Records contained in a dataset
○ ○ ○ ○ ○ ○ ○

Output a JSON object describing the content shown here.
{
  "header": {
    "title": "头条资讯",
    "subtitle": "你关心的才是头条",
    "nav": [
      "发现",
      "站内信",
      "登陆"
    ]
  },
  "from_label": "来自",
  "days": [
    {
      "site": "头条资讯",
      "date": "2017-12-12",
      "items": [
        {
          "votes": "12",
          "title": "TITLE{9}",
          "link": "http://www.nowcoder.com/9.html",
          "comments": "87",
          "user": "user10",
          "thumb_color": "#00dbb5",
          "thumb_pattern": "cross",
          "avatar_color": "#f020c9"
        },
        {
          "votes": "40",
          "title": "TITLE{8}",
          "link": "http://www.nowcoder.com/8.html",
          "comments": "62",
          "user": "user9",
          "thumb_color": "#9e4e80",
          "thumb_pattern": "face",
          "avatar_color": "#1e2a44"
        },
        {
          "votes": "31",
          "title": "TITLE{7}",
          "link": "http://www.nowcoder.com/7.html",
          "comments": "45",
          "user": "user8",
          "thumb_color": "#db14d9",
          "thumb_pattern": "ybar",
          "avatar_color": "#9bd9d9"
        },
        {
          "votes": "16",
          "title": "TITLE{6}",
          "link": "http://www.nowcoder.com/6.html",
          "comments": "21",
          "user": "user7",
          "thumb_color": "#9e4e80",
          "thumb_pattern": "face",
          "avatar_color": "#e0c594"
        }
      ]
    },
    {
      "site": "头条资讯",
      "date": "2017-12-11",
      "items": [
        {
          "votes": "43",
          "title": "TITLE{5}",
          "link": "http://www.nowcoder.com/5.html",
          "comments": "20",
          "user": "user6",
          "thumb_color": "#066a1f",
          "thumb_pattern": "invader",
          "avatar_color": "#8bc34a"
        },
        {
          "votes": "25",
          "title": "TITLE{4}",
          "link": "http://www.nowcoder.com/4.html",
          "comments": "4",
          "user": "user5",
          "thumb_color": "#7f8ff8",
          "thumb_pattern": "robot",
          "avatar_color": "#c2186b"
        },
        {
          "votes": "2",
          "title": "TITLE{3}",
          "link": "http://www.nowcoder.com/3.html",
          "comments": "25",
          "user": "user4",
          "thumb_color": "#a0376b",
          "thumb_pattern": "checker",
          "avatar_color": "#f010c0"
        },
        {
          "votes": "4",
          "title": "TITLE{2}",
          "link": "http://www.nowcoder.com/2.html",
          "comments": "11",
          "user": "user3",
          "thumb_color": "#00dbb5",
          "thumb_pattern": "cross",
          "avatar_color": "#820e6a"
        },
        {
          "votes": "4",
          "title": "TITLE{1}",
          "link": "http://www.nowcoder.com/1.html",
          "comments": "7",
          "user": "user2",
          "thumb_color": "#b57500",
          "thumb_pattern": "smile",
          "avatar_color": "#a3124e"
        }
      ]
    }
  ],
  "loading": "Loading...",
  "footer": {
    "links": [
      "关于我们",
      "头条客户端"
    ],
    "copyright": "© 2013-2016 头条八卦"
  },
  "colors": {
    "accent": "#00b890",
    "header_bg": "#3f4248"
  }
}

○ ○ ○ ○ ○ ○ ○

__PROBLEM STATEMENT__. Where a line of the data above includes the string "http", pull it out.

__RESULT__.
          "link": "http://www.nowcoder.com/9.html",
          "link": "http://www.nowcoder.com/8.html",
          "link": "http://www.nowcoder.com/7.html",
          "link": "http://www.nowcoder.com/6.html",
          "link": "http://www.nowcoder.com/5.html",
          "link": "http://www.nowcoder.com/4.html",
          "link": "http://www.nowcoder.com/3.html",
          "link": "http://www.nowcoder.com/2.html",
          "link": "http://www.nowcoder.com/1.html",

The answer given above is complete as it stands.